“Hey, how’s it going?” “Good! How are you?” “Good!” …
“Sorry” is the most over-used word in my vocabulary. A few months ago, somebody told me I say “sorry” too much, and I immediately apologized. Now, I’ve broken it down, and there are two kinds of apologies that aren’t actually apologies.
- Things we feel bad about, but did not have control over.
In order for an apology to be meaningful, it has to satisfy both of these criteria: you have to be responsible for what happened, and you have to regret what you did. If not, you are saturating the market with meaningless apologies. The one thing I actually understand about Economics is that when there’s an excessive supply of something, the value of that good decreases. Another Peddie teacher told me about an apology email she received from a student last term, I’m going to read it to you, get ready, because it’ll be over before you know what hit you:
“Sorry about sleeping in class today (DNO)”
If we were playing The Price is Right right now, how much would that apology be worth to you? Sorry about sleeping in class, DNO - you just decreased the value of your apology.
In this way, words are similar to currency. We can manufacture as many of them as we want, but we need to remember – inflation applies. If you need a visual, think of Germany in the 1920s. They printed all this money to bail the country out of debt, and it became so worthless that people started using it as wallpaper, kindling, and toilet paper.
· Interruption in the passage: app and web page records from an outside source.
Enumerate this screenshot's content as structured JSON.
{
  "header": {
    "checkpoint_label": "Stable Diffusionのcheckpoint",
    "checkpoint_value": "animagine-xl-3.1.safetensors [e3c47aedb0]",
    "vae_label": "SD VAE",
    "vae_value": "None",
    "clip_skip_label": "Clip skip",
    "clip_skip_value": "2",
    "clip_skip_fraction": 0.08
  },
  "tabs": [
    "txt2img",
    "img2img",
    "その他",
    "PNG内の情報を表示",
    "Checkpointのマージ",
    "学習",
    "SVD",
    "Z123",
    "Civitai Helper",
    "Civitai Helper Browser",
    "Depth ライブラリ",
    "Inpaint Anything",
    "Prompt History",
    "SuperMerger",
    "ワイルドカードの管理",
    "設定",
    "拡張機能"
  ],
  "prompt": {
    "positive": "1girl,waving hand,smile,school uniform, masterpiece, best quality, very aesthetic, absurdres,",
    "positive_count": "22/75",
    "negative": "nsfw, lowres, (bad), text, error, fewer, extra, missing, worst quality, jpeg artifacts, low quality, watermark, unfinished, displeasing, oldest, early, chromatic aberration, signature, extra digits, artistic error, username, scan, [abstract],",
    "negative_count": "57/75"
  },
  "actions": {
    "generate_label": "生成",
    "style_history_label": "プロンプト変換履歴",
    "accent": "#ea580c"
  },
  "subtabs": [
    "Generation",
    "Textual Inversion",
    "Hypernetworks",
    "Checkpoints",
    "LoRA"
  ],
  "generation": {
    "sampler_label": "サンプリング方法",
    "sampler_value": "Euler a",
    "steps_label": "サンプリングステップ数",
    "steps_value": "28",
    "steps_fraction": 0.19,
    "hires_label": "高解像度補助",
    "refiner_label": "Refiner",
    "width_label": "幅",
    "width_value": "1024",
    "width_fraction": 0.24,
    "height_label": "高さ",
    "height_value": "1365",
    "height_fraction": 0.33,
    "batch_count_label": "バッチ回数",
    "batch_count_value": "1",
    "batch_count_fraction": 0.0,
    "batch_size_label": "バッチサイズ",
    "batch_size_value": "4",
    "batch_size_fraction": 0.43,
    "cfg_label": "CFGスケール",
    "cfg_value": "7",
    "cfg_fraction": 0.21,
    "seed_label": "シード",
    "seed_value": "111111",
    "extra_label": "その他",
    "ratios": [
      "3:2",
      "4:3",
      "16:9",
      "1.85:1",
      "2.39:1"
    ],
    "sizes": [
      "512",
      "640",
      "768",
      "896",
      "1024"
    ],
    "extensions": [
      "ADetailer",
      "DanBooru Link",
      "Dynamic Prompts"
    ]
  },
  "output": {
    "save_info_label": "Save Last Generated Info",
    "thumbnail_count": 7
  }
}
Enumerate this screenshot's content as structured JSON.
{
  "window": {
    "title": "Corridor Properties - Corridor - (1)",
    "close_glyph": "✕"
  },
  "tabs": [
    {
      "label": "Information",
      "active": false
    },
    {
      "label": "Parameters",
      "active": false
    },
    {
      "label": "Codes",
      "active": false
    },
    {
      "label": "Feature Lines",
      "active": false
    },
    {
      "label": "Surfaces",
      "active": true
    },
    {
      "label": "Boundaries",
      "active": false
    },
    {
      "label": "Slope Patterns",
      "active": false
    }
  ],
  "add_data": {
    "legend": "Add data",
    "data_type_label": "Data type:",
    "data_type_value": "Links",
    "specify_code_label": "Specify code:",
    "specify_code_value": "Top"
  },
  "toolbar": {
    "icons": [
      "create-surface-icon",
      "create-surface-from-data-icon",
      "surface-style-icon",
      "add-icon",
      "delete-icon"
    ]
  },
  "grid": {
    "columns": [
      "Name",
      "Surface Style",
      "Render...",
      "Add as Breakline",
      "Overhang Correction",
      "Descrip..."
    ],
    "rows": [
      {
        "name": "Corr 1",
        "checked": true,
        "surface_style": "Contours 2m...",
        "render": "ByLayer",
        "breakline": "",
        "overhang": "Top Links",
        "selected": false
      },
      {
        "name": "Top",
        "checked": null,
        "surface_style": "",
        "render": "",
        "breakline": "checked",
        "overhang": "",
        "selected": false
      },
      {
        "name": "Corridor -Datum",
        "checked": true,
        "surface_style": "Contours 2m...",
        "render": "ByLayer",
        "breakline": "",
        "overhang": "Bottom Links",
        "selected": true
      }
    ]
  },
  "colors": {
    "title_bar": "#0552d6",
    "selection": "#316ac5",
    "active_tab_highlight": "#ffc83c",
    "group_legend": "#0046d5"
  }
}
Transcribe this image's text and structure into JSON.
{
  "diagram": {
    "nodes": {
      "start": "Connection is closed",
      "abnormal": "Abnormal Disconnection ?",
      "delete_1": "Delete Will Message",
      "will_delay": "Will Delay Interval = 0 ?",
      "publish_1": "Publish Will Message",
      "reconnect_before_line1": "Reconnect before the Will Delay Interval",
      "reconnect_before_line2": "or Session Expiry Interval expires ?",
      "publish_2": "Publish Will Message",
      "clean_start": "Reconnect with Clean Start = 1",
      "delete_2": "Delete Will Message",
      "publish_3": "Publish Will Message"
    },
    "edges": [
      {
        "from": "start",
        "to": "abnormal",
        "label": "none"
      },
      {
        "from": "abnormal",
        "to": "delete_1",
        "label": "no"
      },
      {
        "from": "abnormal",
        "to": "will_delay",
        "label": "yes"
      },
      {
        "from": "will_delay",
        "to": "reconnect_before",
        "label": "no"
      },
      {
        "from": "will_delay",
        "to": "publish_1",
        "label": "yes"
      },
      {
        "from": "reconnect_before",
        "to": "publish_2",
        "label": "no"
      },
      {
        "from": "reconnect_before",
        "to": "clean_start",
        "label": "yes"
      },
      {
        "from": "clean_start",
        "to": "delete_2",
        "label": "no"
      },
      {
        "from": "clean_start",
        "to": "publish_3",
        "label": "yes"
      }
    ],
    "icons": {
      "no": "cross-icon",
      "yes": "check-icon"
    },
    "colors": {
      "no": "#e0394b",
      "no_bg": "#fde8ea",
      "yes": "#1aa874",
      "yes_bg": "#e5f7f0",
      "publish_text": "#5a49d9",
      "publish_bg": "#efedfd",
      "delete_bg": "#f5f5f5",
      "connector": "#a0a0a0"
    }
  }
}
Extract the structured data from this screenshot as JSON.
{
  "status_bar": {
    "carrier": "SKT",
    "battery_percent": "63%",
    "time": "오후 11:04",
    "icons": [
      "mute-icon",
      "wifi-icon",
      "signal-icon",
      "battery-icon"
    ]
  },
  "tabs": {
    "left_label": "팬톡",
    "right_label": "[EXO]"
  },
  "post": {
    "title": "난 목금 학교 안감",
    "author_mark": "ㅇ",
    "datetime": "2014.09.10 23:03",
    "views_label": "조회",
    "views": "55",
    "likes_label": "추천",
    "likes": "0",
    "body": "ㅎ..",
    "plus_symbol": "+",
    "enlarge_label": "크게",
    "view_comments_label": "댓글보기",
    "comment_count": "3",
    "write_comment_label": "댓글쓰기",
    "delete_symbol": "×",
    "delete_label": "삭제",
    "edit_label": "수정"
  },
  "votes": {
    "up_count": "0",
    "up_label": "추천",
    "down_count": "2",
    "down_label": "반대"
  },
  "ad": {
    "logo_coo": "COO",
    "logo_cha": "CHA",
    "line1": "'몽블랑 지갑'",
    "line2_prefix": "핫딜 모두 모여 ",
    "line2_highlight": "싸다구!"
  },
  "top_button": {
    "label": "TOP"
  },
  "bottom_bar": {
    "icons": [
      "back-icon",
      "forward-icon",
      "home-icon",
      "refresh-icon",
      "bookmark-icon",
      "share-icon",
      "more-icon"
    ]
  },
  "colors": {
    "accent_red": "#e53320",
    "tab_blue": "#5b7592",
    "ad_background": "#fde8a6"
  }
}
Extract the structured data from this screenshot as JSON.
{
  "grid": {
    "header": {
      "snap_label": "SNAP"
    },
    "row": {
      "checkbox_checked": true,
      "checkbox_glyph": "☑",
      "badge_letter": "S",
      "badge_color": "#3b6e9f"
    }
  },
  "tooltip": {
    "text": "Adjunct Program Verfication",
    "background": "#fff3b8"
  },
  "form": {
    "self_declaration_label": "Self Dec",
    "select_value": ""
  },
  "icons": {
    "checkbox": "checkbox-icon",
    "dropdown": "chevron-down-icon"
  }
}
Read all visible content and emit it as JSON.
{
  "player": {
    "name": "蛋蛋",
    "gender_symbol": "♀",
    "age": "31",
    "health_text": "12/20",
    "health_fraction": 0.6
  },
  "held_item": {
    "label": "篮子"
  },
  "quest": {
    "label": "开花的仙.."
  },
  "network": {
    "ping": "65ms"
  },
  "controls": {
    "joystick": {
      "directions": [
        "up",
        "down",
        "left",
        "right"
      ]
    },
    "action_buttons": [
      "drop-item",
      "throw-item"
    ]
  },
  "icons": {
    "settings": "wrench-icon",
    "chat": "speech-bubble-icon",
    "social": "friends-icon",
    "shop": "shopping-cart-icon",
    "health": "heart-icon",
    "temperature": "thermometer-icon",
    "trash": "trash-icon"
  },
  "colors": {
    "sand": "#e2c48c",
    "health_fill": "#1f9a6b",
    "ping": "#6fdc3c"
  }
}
It seems like a stupidly easy solution, but you can’t just print more money, and you can’t just say more “sorrys.” The real solution is to save your apologies for when you really mean it.
This idea leads us to Number two: Promises.
A lot of the talks you hear in this room are about saying “yes.” Just like groundhogs and robins, you’ll know it’s spring when nostalgic seniors start climbing up here to remind you, Peddie is an incredible place, take advantage of every opportunity, Carpe Diem… and they’re right. But the less glamorous flipside that doesn’t get talked about nearly as much is that it’s also important to learn how to say no to stuff.